Amazon.com Amazon.com Review (ISBN 0195103092, Paperback)The unreliable narrator and the fictional memoir are long-standing literary traditions. Nineteenth-century Brazilian author Joaquim Maria Machado de Assis uses both to brilliant effect in his novel Dom Casmurro. Narrated by Bento Santiago, this memoir looks back over a life filled with the suspicion of betrayal: Bento is convinced that his wife had an affair with his best friend, and that his son was the result of it. Though he has no real evidence to support this belief, Bento becomes so obsessed with it that, in the end, he commits crimes far worse than the suspected adultery to avenge himself. The memoir itself is a kind of justification for his actions; Bento, now alone, recreates the environment of his childhood and attempts to rewrite the facts of his life--in essence, reconstructing the past.
Among readers familiar with Latin American literature, Machado is considered a master. His novels blend black comedy with deadly accurate social commentary and an unerring perception of human psychology to create works that are brilliant, complex without being opaque, and joys to read. The Oxford University Press edition is ably translated by John Gledson and accompanied by critical essays that will help orient readers unfamiliar with Machado's work.
(retrieved from Amazon Thu, 12 Mar 2015 18:21:13 -0400)

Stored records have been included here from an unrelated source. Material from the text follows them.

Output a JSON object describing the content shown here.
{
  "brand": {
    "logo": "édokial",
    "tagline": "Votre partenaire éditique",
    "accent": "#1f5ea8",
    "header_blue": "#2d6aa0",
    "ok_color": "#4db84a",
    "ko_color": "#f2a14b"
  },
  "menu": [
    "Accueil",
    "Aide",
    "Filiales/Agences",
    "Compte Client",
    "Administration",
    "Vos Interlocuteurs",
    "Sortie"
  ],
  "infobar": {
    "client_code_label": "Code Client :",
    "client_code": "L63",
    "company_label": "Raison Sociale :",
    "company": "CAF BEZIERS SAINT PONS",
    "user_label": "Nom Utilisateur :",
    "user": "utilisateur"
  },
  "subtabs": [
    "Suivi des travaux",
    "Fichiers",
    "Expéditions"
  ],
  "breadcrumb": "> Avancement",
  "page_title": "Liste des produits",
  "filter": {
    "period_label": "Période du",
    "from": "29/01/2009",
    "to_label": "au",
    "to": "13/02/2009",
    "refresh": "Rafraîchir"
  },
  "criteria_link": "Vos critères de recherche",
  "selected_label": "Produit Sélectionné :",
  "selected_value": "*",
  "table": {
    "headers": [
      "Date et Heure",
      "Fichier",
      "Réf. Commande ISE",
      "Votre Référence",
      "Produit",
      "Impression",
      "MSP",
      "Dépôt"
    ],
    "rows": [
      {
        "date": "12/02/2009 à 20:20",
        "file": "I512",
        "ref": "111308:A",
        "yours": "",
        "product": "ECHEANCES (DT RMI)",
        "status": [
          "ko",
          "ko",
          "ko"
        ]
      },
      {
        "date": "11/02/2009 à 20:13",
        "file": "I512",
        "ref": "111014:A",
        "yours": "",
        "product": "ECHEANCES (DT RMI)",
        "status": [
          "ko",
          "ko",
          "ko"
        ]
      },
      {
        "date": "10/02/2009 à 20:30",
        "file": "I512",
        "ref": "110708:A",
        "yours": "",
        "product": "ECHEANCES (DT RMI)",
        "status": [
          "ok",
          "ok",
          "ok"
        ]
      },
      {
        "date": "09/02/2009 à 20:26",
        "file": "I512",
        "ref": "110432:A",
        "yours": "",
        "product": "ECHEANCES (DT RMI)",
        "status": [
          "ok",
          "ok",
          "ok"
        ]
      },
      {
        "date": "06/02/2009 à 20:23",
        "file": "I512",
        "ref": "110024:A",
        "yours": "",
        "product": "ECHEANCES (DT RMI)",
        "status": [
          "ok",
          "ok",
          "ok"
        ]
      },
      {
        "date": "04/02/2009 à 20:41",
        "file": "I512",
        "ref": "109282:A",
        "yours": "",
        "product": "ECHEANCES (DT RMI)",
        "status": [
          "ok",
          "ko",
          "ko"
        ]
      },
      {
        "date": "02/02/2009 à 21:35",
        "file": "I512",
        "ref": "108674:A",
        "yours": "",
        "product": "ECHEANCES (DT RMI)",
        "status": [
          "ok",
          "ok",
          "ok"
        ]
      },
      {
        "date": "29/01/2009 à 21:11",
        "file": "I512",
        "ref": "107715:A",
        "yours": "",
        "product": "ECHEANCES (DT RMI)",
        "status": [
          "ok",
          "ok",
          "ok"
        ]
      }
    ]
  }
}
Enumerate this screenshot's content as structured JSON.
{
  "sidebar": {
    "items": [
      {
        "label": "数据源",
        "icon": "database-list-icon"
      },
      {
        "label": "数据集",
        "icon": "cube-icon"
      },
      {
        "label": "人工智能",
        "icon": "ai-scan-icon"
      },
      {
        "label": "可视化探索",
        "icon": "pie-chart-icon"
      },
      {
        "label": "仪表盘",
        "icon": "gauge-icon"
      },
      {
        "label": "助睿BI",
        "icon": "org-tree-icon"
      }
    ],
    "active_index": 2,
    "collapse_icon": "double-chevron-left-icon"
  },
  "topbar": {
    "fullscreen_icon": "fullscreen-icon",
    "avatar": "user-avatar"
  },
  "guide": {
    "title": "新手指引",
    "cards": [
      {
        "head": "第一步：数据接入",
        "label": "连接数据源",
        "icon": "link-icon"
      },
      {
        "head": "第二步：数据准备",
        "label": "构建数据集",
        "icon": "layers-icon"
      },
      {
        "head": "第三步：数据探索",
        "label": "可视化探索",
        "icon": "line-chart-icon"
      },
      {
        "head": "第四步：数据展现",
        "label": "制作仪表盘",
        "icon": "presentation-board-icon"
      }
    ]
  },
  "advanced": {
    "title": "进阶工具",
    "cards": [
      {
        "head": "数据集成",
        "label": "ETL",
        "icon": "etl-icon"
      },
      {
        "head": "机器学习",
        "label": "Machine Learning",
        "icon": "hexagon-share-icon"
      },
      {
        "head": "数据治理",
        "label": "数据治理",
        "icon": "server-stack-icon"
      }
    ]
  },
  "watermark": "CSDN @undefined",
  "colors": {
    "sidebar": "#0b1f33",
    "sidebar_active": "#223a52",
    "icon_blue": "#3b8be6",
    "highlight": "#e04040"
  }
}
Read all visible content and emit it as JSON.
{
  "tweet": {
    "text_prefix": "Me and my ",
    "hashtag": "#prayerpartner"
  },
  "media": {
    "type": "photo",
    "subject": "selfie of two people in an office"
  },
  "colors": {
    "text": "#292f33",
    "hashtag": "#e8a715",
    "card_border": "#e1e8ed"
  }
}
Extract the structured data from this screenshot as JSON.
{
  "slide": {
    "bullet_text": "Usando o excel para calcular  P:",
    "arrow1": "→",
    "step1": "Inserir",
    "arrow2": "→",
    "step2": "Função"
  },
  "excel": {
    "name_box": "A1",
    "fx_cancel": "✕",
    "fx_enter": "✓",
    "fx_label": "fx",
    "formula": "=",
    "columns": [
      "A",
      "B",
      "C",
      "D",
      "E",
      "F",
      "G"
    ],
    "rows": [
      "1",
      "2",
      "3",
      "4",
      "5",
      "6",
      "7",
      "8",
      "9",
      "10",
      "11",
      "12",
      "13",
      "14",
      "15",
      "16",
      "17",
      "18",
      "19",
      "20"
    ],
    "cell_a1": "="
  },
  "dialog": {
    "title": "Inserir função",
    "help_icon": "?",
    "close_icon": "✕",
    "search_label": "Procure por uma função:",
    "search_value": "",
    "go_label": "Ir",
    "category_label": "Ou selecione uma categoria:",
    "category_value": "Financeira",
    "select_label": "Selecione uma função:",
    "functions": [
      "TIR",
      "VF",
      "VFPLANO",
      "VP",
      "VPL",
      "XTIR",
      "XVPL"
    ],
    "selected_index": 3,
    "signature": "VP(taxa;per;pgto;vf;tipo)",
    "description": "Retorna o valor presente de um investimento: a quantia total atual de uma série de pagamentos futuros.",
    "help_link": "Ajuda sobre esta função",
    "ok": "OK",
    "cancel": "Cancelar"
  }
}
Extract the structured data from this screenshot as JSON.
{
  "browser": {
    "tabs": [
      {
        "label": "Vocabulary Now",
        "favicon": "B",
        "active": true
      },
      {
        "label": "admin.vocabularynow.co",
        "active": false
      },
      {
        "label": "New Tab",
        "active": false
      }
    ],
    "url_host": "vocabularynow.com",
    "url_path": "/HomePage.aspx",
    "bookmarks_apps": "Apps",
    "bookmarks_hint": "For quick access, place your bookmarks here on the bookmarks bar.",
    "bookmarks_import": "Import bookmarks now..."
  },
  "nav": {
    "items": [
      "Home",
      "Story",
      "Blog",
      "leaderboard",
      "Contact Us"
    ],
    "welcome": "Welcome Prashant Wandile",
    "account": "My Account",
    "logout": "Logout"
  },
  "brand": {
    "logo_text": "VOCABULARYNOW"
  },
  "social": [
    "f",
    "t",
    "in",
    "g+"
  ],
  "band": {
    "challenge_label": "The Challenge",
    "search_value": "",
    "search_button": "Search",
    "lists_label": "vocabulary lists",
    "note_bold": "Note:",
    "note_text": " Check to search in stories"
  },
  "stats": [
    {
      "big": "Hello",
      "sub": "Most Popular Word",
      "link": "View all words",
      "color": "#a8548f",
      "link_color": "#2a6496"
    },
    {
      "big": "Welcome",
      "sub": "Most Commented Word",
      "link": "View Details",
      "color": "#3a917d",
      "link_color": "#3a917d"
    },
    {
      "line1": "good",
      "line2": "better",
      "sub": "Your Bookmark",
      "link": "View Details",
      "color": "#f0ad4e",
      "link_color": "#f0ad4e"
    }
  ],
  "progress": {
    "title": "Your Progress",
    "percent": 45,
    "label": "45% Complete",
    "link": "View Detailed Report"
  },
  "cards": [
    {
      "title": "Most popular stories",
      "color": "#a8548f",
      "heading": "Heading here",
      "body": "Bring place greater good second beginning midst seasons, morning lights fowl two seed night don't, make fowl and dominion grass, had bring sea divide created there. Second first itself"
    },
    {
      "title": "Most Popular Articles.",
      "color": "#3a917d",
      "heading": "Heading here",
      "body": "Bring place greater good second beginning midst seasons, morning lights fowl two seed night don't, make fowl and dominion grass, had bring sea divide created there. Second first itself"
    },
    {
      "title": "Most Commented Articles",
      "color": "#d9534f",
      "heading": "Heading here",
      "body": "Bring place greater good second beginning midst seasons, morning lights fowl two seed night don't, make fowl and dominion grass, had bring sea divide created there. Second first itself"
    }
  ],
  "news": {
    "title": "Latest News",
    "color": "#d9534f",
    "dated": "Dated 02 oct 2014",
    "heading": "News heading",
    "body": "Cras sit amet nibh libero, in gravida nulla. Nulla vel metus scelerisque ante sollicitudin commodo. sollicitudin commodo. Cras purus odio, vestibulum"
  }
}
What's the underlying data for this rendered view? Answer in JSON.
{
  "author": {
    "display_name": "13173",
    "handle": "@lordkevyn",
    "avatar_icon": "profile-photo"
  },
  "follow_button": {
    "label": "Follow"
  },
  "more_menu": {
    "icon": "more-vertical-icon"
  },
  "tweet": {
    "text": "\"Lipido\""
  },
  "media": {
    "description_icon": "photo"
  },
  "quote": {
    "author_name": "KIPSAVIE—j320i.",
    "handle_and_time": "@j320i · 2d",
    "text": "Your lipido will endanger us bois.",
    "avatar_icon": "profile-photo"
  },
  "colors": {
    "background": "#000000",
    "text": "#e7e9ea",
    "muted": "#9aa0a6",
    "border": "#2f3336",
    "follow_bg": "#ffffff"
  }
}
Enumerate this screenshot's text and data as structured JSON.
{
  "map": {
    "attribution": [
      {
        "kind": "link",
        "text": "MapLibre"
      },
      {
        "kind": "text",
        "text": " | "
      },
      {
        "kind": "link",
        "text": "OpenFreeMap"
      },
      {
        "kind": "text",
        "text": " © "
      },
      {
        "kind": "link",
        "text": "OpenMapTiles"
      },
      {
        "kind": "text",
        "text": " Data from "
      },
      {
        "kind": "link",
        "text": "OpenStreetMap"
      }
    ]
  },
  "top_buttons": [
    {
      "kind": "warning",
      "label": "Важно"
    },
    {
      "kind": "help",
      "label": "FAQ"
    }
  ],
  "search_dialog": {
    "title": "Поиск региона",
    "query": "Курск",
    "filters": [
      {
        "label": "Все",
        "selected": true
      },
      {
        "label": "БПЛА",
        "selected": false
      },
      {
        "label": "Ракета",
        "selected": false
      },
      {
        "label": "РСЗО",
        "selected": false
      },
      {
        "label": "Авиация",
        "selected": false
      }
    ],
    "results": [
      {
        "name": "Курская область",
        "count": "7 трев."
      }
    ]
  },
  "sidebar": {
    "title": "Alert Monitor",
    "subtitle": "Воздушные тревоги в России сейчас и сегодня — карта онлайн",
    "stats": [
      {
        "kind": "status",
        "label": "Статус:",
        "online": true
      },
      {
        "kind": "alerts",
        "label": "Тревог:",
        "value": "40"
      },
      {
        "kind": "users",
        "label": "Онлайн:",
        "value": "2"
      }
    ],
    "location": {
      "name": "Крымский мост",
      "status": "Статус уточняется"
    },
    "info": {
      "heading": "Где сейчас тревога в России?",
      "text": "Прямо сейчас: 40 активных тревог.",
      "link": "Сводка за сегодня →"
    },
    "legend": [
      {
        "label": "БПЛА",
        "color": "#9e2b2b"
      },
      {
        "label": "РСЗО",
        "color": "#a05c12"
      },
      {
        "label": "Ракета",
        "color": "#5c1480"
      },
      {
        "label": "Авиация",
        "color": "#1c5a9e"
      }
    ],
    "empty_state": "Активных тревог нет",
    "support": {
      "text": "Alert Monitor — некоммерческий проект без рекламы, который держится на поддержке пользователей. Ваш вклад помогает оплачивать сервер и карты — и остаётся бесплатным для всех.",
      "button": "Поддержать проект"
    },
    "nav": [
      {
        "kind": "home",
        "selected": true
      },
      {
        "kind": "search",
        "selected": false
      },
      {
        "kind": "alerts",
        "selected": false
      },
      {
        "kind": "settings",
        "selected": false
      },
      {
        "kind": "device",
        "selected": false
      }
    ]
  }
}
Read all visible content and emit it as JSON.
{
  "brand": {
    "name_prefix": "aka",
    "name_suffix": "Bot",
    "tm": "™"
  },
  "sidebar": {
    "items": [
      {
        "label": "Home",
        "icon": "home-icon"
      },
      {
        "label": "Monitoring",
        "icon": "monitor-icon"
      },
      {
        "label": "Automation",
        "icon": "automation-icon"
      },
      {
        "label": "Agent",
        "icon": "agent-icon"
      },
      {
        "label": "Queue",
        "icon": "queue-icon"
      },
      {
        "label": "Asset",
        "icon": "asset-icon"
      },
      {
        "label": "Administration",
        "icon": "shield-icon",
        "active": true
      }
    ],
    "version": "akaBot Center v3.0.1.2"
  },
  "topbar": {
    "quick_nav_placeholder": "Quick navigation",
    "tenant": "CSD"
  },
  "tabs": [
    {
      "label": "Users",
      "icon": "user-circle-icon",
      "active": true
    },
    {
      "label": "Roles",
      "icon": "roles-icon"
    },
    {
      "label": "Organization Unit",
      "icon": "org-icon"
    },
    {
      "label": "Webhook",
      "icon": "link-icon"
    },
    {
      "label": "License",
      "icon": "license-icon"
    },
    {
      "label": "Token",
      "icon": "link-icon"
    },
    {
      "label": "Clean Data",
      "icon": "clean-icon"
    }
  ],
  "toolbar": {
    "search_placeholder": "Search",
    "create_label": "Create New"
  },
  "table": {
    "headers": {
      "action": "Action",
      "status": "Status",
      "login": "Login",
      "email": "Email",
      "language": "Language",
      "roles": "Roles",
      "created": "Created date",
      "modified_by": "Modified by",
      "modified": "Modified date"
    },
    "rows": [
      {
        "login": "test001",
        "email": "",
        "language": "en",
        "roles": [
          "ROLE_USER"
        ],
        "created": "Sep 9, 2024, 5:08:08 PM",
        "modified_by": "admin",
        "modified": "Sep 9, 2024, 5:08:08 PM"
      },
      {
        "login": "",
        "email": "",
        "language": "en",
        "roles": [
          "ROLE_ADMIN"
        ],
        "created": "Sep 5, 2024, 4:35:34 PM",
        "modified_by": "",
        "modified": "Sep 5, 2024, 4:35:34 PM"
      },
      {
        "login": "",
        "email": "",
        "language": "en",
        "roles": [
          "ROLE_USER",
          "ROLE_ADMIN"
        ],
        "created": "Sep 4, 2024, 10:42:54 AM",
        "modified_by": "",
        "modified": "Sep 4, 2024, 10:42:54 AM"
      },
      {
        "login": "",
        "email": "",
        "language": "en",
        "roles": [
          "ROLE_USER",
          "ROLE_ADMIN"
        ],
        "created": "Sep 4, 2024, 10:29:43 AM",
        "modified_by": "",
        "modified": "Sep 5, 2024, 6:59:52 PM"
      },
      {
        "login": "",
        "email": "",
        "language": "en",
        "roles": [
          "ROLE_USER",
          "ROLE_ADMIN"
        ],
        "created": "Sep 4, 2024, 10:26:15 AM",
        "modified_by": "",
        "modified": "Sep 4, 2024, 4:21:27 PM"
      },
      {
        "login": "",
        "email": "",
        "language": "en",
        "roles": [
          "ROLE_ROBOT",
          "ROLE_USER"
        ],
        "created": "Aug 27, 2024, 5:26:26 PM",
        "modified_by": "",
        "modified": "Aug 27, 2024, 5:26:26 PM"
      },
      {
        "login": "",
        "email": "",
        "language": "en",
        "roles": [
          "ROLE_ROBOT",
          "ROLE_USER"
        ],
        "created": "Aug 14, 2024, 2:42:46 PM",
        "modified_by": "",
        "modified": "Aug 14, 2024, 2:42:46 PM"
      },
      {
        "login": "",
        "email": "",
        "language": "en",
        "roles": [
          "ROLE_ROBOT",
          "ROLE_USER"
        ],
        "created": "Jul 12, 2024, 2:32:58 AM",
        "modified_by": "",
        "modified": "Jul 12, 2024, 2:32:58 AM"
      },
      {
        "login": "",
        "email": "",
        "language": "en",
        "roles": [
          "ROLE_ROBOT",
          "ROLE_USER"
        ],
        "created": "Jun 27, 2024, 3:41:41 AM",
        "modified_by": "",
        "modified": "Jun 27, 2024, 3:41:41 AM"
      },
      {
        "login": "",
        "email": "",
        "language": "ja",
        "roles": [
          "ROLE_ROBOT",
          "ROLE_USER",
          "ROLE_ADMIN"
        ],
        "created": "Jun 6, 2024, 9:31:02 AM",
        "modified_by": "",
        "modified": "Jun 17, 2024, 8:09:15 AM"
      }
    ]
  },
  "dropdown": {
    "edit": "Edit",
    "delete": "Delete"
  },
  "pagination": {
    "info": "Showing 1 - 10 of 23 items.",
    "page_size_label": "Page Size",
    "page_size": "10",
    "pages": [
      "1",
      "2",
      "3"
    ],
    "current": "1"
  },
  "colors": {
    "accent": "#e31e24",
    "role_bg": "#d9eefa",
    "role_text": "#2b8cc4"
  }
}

Like other great nineteenth-century novels - The Scarlet Letter, Anna Karenina, Madame Bovary - Machado de Assis's Dom Casmurro explores the themes of marriage and adultery. But what distinguishes Machado's novel from the realism of its contemporaries, and what makes it such a delightful discovery for English-speaking readers, is its eccentric and wildly unpredictable narrative style. Far from creating the illusion of an orderly fictional "reality," Dom Casmurro is told by a narrator who is disruptively self-conscious, deeply subjective, and prone to all manner of marvelous digression. As he recounts the events of his life from the vantage of a lonely old age, Bento continually interrupts his story to reflect on the writing of it: he examines the aptness of an image or analogy, considers cutting out certain scenes before taking the manuscript to the printer, and engages in a running, and often hilarious, dialogue with the reader. But the novel is more than a performance of stylistic acrobatics. It is an ironic critique of Catholicism, in which God appears as a kind of divine accountant whose ledgers may be balanced in devious as well as pious ways. It is also a story about love and its obstacles, about deception and self-deception, and about the failure of memory to make life's beginning fit neatly into its end. First published in 1900, Dom Casmurro is one of the great unrecognized classics of the turn of the century by one of Brazil's greatest writers. Newly translated and edited by John Gledson, with an afterword by Joao Adolfo Hansen, this Library of Latin America edition is the only complete, unabridged, and annotated translation available of one of the most distinctive novels of the last century.
(summary from another edition)